50 Greatest TV Icons
Friday, 7 pm (TV Land)
TV Land and Entertainment Weekly count down the top 50 TV icons. They interview actors, critics and, in some cases, the icons themselves, offering an enjoyable romp through TV history.
At least it will be enjoyable for normal people. As someone with an unhealthy attachment to TV, I was seething.
Let's start with the commentary. The producers had access to all those smart critics at Entertainment Weekly, but the best they can come up with are observations like this: "Archie Bunker was a shocking departure from the classic TV father." Kelly Ripa weighs in with this revelatory perception about Lucille Ball: "She had brilliant comic timing." Do tell.
Then there's the list itself, which is weighted absurdly toward contemporary actors. Heather Locklear? Calista Flockhart? Sarah Michelle Gellar? Will they really matter a generation from now? The crime is that they push true icons off the list, including Rod Serling and Edward R. Murrow.
The choice that actually made me throw a paperweight at the TV screen (hey, I admitted I'm unhealthy) is Jimmy Smits. "How does it make me feel to be a TV icon?" he asks. "I am not worthy!"
Well, at least we can agree on that point.
Saturday, 9 pm (History Channel)
Here's the latest bulletin from hell, this one boasting a unique perspective. Baghdad Diary combines two video journals from the Iraq War, one by an NBC cameraman and another by an Iraqi taxi driver trying to keep his family safe. Their images are intercut with George W. Bush speeches from the dawn of the war.
"The security of the world," the president says gravely, "requires disarming Saddam Hussein now."
Okay, so that wasn't true. And here we see the consequences of starting a war on false pretenses: children trembling in bomb shelters, families shattered, U.S. soldiers and journalists blown to bits.
Here's Bush again:
"Peaceful efforts to disarm the Iraqi regime have failed again and again, because we are not dealing with peaceful men."
Look who's talking.
American Music Awards
Sunday, 7 pm (ABC)
Everybody talks about global warming, but no one talks about the crisis in televised music awards shows. They have become incrementally more boring, and I fear we're past the tipping point. MTV tried radically rethinking September's Video Music Awards and fell flat on its face. So what hope is there for Sunday's American Music Awards, with its scheduled performances by Daughtry and Celine Dion?

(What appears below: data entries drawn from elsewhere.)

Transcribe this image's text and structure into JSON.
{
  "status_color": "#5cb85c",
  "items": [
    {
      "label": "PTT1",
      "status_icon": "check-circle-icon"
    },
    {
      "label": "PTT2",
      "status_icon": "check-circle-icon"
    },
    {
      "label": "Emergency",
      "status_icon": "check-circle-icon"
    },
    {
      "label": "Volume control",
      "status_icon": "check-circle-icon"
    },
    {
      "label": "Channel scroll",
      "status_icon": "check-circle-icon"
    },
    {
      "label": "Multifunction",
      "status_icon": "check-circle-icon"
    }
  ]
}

I predict cataclysm on a vast scale, including millions of viewers falling asleep in front of their TVs.
Congress must intervene. Either that or Britney Spears must make a surprise appearance, attempting to "sing" and "dance." True, it's a Band-Aid solution, but at least viewers will wake up long enough to laugh.
Athens: The Dawn of Democracy
Monday, 8 pm (WHA)
You'd expect a PBS special on Athenian democracy to trudge through the pieties. Two and a half millennia ago, Athens laid the cornerstone of Western civilization, creating standards of liberty and equality that we strive to live up to today.
But no - this is a revisionist look at the subject. "Democracy triumphed briefly and was then forgotten," says host Bettany Hughes.
According to Hughes, we've whitewashed ancient Greece, turning it into a democratic fantasy. She shatters our illusions by showing Athens as a city that constantly voted to go to war. It ruthlessly carved out an empire to enrich itself. It championed freedom of speech but couldn't tolerate criticism from within.
And by the way, there's no Santa Claus, either.
Tuesday, 10 pm (TBS)
Every generation has its own impressionist genius, and Frank Caliendo may be ours. His new sketch comedy series features guest appearances by Al Pacino, Robert De Niro, John Madden, Jack Nicholson, Jay Leno and Dr. Phil, or at least close approximations of them.
Caliendo's George W. Bush is especially devastating. This is Bush as Dunderhead in Chief, grinning vapidly during each doomed foray into speaking English. Caliendo's impression is almost as fun as impeachment.